Over the past few months, my colleague at Christ Reformed Church, Ken Samples, has been teaching about suffering in the Christian life. As a textbook for his Sunday school class, he has recommended When God Weeps: Why Our Sufferings Matter to the Almighty by Joni Eareckson Tada and Steven Estes.
I have been reading through it and so far have found it to be quite good. Here is a quote to share, playing off Paul’s words in Phil 3:10 which reads, “that I may know him and the power of his resurrection, and may share his sufferings, becoming like him in his death.”
“All I care for is to know Christ,” Paul wrote.
Yes, we say in our best moments; we want the same. Life is happiest when we’re on good terms with our Maker.
“All I care for is … to experience the power of his resurrection.”
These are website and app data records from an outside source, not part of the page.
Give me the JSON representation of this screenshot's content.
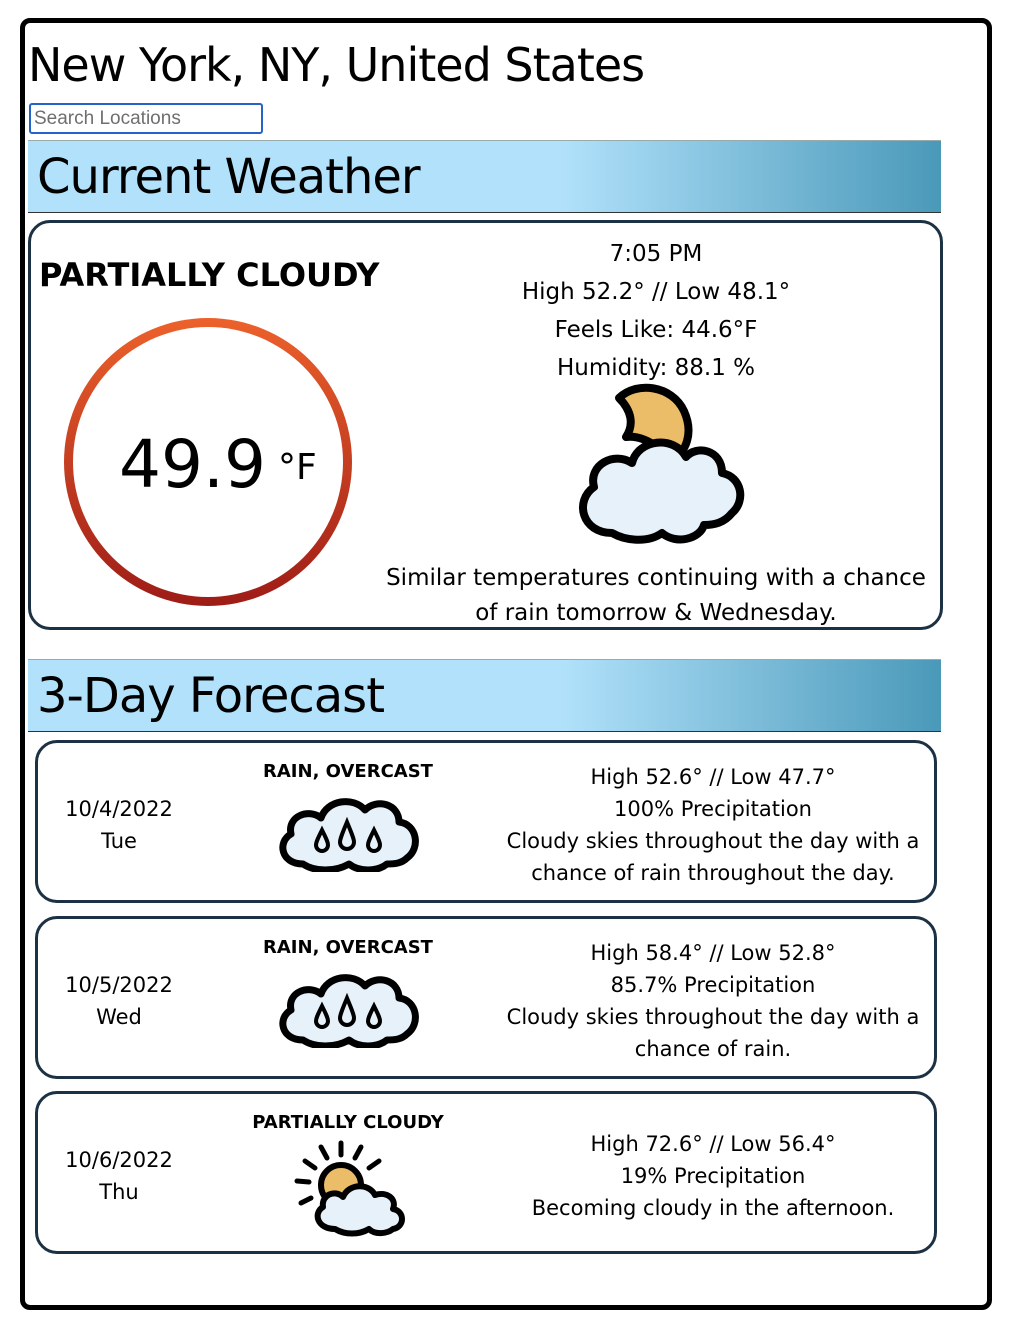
{
  "header": {
    "location": "New York, NY, United States",
    "search_placeholder": "Search Locations"
  },
  "current": {
    "section_title": "Current Weather",
    "condition": "PARTIALLY CLOUDY",
    "temperature": "49.9",
    "unit": "°F",
    "time": "7:05 PM",
    "high_low": "High 52.2° // Low 48.1°",
    "feels_like": "Feels Like: 44.6°F",
    "humidity": "Humidity: 88.1 %",
    "icon": "partly-cloudy-night-icon",
    "summary": "Similar temperatures continuing with a chance of rain tomorrow & Wednesday."
  },
  "forecast": {
    "section_title": "3-Day Forecast",
    "days": [
      {
        "date": "10/4/2022",
        "weekday": "Tue",
        "condition": "RAIN, OVERCAST",
        "icon": "rain-cloud-icon",
        "high_low": "High 52.6° // Low 47.7°",
        "precipitation": "100% Precipitation",
        "description": "Cloudy skies throughout the day with a chance of rain throughout the day."
      },
      {
        "date": "10/5/2022",
        "weekday": "Wed",
        "condition": "RAIN, OVERCAST",
        "icon": "rain-cloud-icon",
        "high_low": "High 58.4° // Low 52.8°",
        "precipitation": "85.7% Precipitation",
        "description": "Cloudy skies throughout the day with a chance of rain."
      },
      {
        "date": "10/6/2022",
        "weekday": "Thu",
        "condition": "PARTIALLY CLOUDY",
        "icon": "partly-cloudy-day-icon",
        "high_low": "High 72.6° // Low 56.4°",
        "precipitation": "19% Precipitation",
        "description": "Becoming cloudy in the afternoon."
      }
    ]
  },
  "colors": {
    "header_gradient_start": "#b2e2fb",
    "header_gradient_end": "#4a99b9",
    "ring_top": "#ec612b",
    "ring_bottom": "#9e1c17",
    "card_border": "#1c3144",
    "icon_fill": "#e6f1fa",
    "moon_sun_fill": "#ebbd69"
  }
}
Absolutely! Bring it on. We want to rise about our circumstances just like he rose from the dead. We could use a good soul-scrubbing. Heaven knows the help we need to wrestle down our vices. We all want to do better.
“All I care for is … to share in his sufferings.”
Uh, wait. Perhaps the apostle overstates himself a bit. We don’t actually want a share of sufferings, Christ’s or anybody else’s. On further thought, however, we grant that hard times in moderate doses can be a good tonic for the soul. This topic of suffering, no doubt, is an important part of Christian living that we all should know more about. Just keep the heat down to a manageable level.
“All I care for is … growing conformity with his death.”
What? Becoming like Christ in his death? we ask. As in martyrdom by crucifixion? As in living death where we “carry our cross” and God slowly wrenches from us everything we hold dear? You mean likeness to Christ’s death as in being force-fed things I don’t want while wanting things I don’t have? Having suffering shoveled down my throat by God-who-says-he-loves-me? Ugh!
When God Weeps, pg. 26.
This is indeed an interesting illustration of how the call to suffer sounds to our ease-loving ears. Oh that God might work confidence and trust in our hearts as we learn to embrace the suffering to which he has called us. This is a tough subject to be sure, but one that is eminently practical and one that believers ought to reflect upon with great care.
Christ Reformed Church